AEP and Warren Buffett’s MEHC first filed a request for the PUC to grant a Certificate of Convenience and Necessity so Electric Transmission of Texas can officially enter the market. In anticipation of that, ETT has already submitted plans to the PUC for laying down new transmission lines feeding from the West Texas CREZ to the demand areas.
Under the proposal brought before PUC, AEP and MEHC would each own half of ETT.
Crowder said that ERCOT tends to think in five year increments. It plans to solve current problems with a plan that takes five years to implement. But this can be problematical, as it takes about five years to build the transmission infrastructure needed to solve current problems. By the time the transmission is built, new problems need solving through another five-year plan.

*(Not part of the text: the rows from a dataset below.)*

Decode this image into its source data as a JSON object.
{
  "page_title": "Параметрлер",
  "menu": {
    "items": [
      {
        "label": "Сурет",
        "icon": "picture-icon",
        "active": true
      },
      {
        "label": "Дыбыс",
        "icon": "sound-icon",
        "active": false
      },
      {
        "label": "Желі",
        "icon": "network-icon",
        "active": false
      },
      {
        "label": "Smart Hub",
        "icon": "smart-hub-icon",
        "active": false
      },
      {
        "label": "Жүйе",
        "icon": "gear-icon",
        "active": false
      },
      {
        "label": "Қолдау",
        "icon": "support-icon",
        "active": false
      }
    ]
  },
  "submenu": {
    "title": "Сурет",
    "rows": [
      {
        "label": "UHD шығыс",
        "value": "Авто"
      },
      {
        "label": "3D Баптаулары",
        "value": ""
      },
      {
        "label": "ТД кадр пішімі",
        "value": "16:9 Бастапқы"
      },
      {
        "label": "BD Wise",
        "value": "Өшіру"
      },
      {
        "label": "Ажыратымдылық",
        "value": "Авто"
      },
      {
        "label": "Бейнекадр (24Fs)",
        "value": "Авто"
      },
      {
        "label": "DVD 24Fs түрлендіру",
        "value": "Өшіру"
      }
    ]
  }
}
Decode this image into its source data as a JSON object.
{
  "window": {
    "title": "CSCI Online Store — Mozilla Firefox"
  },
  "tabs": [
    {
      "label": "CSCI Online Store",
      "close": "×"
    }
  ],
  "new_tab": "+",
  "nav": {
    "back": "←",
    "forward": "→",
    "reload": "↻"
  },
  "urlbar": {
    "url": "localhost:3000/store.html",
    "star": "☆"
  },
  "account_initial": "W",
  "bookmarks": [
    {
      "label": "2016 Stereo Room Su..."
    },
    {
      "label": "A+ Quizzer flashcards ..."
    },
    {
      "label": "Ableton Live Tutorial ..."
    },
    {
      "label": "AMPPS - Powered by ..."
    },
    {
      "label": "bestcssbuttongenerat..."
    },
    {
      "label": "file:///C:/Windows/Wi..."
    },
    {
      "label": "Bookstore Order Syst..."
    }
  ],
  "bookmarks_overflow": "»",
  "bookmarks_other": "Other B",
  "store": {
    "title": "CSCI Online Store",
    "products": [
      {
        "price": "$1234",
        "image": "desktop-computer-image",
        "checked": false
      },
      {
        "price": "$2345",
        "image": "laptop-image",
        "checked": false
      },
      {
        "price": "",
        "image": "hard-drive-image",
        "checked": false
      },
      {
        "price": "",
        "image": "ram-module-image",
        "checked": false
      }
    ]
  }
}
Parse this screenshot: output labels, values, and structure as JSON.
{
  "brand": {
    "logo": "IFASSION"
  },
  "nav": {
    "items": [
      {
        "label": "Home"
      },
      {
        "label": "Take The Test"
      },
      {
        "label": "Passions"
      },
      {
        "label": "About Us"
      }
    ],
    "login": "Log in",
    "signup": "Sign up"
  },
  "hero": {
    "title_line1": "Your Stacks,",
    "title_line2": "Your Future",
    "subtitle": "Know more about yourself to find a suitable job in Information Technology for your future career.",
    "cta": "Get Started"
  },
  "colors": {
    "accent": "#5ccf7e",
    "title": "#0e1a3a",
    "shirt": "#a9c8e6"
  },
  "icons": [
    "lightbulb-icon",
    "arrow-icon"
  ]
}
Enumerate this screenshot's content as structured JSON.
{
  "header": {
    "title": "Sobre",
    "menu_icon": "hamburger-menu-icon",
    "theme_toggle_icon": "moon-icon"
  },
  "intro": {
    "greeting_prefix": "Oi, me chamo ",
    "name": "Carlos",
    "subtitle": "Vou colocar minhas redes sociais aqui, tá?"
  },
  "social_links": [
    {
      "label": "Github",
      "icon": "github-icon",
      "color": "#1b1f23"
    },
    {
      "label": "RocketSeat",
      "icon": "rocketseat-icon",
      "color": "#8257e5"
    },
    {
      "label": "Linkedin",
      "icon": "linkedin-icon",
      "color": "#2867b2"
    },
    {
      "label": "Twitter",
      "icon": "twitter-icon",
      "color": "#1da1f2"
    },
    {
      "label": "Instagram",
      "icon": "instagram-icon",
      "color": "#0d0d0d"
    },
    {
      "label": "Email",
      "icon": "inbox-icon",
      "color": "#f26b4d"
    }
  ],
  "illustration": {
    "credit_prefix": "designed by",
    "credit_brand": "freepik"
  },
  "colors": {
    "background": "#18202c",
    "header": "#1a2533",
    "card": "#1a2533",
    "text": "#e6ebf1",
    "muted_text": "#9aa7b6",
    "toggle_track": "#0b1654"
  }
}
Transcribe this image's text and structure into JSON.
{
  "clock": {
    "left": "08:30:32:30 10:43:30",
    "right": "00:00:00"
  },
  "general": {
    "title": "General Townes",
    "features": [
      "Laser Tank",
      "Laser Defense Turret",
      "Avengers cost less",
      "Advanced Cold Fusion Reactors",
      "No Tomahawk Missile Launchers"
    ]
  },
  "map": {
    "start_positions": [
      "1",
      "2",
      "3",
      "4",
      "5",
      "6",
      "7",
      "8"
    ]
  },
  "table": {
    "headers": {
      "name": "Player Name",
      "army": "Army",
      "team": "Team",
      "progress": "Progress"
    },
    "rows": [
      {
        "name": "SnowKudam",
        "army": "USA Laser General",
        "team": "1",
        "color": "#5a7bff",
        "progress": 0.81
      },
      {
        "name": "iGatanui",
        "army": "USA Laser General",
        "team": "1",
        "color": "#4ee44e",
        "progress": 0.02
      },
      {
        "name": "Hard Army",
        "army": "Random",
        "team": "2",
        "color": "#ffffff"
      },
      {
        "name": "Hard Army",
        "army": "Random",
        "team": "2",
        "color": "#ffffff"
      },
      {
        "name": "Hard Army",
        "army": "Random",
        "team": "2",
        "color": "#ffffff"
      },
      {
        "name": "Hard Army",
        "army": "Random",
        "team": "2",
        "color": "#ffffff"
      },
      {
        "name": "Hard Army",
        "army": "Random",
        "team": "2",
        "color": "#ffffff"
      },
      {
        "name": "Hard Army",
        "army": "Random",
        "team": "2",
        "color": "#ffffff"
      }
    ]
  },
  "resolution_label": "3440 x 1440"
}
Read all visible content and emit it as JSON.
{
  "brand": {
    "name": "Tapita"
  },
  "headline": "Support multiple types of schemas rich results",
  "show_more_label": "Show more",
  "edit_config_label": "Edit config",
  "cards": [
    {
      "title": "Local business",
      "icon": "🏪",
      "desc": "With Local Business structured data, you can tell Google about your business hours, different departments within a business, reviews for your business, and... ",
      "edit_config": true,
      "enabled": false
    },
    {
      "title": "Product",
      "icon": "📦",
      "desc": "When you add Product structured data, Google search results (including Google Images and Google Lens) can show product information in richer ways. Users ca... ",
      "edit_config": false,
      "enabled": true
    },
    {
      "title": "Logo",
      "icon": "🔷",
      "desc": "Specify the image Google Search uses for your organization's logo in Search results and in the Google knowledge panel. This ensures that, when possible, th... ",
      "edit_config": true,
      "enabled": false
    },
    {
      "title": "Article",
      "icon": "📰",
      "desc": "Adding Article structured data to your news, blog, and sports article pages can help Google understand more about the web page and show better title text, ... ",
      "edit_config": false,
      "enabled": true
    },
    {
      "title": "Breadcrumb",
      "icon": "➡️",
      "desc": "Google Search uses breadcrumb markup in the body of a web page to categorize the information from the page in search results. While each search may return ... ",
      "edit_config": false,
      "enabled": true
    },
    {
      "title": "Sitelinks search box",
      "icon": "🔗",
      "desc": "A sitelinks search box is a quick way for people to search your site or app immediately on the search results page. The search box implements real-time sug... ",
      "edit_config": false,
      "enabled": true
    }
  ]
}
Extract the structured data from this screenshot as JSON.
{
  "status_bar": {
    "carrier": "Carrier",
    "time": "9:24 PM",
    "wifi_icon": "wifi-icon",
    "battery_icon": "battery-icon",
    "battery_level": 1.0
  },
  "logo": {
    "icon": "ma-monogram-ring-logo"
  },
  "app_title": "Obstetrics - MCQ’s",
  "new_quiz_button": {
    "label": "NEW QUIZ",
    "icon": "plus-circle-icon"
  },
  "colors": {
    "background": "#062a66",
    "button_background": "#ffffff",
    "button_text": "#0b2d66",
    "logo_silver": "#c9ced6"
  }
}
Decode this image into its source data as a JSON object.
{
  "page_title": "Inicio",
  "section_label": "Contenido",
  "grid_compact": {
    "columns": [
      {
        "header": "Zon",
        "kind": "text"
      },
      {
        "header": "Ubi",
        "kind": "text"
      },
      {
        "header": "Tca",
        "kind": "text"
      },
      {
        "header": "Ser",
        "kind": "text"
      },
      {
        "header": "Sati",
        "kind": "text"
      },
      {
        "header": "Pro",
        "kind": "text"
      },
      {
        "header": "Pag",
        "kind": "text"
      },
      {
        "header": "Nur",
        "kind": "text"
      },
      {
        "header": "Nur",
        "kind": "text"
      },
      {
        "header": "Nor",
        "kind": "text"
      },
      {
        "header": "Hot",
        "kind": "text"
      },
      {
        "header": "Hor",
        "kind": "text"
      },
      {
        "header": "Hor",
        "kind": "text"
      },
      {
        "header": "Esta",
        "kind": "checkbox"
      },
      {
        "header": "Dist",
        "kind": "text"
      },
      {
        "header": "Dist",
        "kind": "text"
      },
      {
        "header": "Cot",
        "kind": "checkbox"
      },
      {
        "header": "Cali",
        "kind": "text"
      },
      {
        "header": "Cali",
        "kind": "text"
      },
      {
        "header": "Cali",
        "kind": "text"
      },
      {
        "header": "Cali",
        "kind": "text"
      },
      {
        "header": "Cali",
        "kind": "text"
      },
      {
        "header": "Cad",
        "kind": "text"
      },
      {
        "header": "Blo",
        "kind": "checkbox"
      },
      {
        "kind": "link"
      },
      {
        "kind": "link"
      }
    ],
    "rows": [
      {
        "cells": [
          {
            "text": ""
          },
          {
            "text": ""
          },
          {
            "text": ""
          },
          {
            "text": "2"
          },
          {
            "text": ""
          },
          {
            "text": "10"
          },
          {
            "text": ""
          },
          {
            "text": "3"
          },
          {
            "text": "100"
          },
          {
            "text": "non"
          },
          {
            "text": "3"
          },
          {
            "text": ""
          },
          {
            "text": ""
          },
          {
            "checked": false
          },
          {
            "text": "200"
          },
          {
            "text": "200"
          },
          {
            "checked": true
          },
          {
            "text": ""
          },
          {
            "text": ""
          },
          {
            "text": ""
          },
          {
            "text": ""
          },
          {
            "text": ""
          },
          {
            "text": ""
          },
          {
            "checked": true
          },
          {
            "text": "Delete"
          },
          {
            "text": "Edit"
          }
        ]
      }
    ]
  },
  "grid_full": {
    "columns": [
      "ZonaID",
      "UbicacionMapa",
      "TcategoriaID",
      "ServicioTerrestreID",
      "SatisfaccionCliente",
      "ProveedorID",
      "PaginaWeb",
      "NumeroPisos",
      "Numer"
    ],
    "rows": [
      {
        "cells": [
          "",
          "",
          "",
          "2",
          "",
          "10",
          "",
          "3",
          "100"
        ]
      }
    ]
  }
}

So AEP proposed a plan that Crowder described as a two-step process. The first step is to lay down a few hundred miles of transmission lines west of the I-35 corridor. These would include in large part half-loop of 765 kV wire starting in Zorn (northeast of San Antonio) and stretching north-northwest, then curving back around to the east, ending north of the DFW area.
AEP has already been using those upgraded transmission lines in the east for the last 40 years, but they have yet to be used in Texas, Crowder said. Texas uses nothing more powerful than 345 kV transmission wires. Crowder said that 765 kV lines can move six times the amount of power that 345 kV lines can. “Instead of a one-lane road, you get a six lane superhighway for 50 feet more right of way,” he said.
The second step in the process is what ETT calls the backbone plan. This plan includes looping the 765 kV wires back down through the Brazos Valley, through Katy and down into Hidalgo County.
The Oncor Plan
Larry Reiter of Oncor testified before the PUC to summarize the Oncor Plan.
Oncor’s proposal, like ETT’s, includes all the CREZ selected in Hudson’s memo, in the Panhandle, McCamey, and Morgan Creek areas. Said Reiter: “One of the primary objectives in the creation of the Oncor plan was flexibility.”
Oncor does not include 765 kV lines in their proposal. “While Oncor understands that other options such as 765 kV and HVDC [high voltage direct current] are available and may be attractive in certain circumstances,” Reiter testified, “the Company believes that 345 kV would be best way to achieve the performance necessary to interconnect the CREZ under consideration … at the most reasonable cost.”
The Oncor plan does include upgrades to existing 345 kV lines however.
“At Oncor we want to be part of this big picture solution,” Schein said. “…We feel that the proposal that we put forward is very flexible, in that it is not contingent on one or two things happening. As the scope changes, it can adapt to that changing scope. So we feel like that flexibility is an attribute and what separates ours.”
Other transmission companies looking to lay down electric highways in Texas include Centerpoint Energy Houston Electric, Sharyland Utilities, Lower Colorado River Authority and CPS Energy.
“At the end of the day as a state we’re going to end up with something that’s good,” Schein said.
by Mark Lavergne & William Lutz/LSR
30 August 2007